My husband and I filmed a home-movie style series starring our daughter and dog called “Super Fal & Maple the Magic Maltipoo.” The title card was written on our daughter’s Magna Doodle and we shot it to look like it was filmed on an old camcorder to capture that “home movie” style. It became a fun, creative thing to do as a family while in quarantine. Now I understand that I can’t, nor should I, try to structure my creativity. It can be anything or come from anywhere. I think the main thing here is that we didn’t put pressure on ourselves to create it. We grabbed our camera, made a cape for Fallon out of a pillowcase and started filming. The narrative formed as we filmed, and our main focus was to have fun together as a family.

Where are you isolating?

We are back home in New Orleans. We spent almost two months quarantining in Lake Worth, Florida, with my in-laws at their horse farm. We spent a lot of time outside soaking in nature, which was very healing for us.

What are you listening to, reading?

I’ve been reading "Untamed" by Glennon Doyle, which is about becoming free by learning to love yourself for who you are. It’s been the perfect manifesto to read during this time.

My husband and I are huge music buffs so we listen to music constantly. We have an alphabetized vinyl collection and listening to records is a mainstay in our home. We also have loved streaming concerts that artists have been putting on in their living rooms like the Futurebirds and Jack Johnson’s Kokua Festival. Nick Waterhouse also did a "cocktail hour" where he played his records from his apartment. It is so intimate and authentic, and we love the connection music provides. I’ve also been working on teaching myself guitar and singing with my daughter.

Do you like to cook or are you ordering in a lot?

I love to cook! I find it to be a very creative process, especially now as I’m trying to stretch the time between grocery trips as long as possible. My husband and his family are originally from Pennsylvania, so while I was in Florida, I cooked jambalaya and Mr. B’s barbecue shrimp for everyone. They loved it (obviously, because Louisiana cooking is the best!).

Have you found any positives to this stay-at-home experience?

My daughter and I have had extra time to go outside and play pretend. I think play is such an important part of life. I loved playing pretend when I was little and now it is also one of my daughter’s favorite things to do. I think playing gives a chance for you to be silly, be present and be free. And I believe allowing yourself space to feel free is where creativity lives.

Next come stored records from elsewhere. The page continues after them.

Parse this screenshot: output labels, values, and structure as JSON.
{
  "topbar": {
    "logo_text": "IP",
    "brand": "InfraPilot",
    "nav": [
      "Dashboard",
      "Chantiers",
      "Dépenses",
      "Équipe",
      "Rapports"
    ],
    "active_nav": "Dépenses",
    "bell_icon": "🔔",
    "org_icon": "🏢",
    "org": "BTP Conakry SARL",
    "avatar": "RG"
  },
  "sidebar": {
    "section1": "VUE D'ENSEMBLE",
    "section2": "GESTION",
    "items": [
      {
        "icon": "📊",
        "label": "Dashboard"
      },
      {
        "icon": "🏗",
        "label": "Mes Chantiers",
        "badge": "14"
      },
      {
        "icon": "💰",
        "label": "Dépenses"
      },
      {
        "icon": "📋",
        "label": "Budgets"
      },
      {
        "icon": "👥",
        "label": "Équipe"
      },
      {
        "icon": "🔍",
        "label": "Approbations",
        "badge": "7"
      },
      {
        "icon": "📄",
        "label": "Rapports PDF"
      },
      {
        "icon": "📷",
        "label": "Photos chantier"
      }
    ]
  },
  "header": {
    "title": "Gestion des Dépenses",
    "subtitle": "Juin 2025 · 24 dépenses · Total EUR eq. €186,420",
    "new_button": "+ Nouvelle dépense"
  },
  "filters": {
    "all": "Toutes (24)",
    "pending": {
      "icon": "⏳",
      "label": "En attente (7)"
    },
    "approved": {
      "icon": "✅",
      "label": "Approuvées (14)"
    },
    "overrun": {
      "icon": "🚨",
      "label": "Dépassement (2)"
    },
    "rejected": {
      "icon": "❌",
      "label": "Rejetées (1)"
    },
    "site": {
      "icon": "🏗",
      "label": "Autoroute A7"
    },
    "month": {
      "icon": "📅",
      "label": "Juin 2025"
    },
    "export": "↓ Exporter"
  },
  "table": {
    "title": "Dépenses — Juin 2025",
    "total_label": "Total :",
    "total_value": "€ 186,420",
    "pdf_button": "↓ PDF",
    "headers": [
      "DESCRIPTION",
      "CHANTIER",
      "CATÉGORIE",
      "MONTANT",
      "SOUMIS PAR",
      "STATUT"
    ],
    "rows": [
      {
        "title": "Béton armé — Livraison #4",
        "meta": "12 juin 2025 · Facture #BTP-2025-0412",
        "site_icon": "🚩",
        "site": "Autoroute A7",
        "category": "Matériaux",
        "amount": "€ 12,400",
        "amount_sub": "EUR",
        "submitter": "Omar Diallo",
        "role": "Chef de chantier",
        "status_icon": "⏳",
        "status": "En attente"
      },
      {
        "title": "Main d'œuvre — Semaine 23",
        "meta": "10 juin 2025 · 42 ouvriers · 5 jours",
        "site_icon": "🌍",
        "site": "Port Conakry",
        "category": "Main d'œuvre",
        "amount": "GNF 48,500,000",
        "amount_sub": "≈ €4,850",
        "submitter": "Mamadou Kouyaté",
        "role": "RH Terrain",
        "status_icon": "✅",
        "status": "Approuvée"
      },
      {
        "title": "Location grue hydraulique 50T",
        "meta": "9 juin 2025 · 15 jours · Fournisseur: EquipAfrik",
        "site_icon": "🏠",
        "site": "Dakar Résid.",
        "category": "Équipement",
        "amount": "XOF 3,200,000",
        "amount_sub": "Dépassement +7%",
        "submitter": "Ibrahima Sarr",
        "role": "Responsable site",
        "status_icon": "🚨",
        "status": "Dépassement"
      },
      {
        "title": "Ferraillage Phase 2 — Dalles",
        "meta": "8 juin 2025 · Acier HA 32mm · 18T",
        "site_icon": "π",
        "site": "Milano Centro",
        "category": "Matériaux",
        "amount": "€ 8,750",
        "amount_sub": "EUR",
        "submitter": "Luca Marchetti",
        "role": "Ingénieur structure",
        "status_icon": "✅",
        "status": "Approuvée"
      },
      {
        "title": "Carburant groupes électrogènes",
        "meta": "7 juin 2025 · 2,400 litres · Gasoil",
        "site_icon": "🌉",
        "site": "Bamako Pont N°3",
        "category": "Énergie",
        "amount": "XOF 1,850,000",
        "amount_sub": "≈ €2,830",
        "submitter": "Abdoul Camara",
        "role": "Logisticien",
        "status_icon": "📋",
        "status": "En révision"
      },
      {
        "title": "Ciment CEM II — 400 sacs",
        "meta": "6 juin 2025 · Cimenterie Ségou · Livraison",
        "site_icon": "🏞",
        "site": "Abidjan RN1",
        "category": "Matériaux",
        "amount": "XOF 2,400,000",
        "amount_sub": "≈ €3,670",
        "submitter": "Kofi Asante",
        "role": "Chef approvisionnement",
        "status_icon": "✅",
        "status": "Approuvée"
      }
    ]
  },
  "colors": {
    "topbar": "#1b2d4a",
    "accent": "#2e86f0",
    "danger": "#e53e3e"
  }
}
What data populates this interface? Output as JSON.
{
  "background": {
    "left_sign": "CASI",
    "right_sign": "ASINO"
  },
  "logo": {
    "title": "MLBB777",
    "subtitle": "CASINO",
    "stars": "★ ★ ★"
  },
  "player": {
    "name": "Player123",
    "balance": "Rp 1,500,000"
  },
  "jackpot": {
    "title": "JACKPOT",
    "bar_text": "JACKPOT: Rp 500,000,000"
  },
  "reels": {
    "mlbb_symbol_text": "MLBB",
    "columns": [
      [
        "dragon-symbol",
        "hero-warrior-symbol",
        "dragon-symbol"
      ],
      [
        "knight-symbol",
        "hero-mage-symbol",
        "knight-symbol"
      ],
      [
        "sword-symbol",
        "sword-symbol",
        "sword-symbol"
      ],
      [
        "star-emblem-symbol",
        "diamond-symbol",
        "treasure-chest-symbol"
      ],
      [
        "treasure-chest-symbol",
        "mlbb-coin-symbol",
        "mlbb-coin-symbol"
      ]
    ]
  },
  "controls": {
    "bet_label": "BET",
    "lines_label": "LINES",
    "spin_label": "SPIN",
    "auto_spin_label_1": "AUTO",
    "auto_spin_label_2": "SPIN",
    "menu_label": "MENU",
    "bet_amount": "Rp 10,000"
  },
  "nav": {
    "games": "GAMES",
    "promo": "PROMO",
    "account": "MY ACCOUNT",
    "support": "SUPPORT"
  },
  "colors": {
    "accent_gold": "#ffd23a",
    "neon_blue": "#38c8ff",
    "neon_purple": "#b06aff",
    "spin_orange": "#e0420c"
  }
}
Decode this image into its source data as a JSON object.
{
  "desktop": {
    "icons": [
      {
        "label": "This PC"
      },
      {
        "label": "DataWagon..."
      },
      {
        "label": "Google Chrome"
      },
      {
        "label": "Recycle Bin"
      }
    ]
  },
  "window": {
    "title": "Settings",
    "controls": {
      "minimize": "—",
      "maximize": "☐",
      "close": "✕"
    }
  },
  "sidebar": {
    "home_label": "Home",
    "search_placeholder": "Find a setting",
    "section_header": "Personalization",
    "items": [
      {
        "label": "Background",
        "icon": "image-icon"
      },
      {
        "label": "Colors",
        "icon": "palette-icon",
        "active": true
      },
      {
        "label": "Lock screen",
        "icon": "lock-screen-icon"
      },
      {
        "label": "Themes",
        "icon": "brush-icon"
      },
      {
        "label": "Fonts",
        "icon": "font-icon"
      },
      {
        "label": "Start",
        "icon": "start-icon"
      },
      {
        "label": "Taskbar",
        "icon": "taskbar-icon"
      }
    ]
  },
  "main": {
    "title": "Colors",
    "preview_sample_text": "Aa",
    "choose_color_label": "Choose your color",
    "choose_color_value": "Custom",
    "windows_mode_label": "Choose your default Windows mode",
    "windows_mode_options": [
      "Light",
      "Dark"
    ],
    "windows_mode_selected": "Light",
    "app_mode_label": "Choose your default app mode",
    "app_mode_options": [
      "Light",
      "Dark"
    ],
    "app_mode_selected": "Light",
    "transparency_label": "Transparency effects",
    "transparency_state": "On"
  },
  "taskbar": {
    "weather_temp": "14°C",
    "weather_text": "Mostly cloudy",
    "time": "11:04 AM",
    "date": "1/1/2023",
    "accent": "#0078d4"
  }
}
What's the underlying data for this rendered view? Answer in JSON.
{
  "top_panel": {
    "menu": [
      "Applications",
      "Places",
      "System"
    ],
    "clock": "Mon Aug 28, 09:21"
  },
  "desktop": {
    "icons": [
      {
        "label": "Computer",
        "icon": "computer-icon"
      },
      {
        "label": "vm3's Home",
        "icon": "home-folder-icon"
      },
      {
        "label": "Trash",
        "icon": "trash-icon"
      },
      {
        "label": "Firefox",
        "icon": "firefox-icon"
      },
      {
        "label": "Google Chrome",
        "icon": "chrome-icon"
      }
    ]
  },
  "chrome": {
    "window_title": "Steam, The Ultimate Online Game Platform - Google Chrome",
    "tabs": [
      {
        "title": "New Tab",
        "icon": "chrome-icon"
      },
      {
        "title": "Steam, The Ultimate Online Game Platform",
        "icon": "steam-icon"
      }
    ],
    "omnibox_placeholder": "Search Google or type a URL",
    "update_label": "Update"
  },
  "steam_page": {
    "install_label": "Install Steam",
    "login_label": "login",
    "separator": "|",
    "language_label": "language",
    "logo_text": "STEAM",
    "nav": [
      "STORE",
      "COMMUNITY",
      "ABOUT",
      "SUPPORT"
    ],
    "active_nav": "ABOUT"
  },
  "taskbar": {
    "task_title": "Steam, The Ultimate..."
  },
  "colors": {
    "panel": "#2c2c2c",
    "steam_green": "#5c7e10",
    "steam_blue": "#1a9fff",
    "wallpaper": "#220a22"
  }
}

I’ve also been singing more in quarantine than I ever have since a doctor told me I had ravaged my vocal cords from severe acid reflux many years ago. That’s when I stopped singing. Silenced by shame. It is also what inspired me to write "Shapeless."

You have gone through bulimia and body dysmorphia. What advice can you give others with these disorders, especially during the pandemic?

Fear of the unknown and perceived lack of control can be triggering as we might feel tempted to reach for old, unhealthy ways to numb. But we have to give ourselves space, compassion and love so we can do the same for others one breath at a time. To those struggling with your mental health, I hear you, I understand you.

Email Judy Bergeron at jbergeron@theadvocate.com.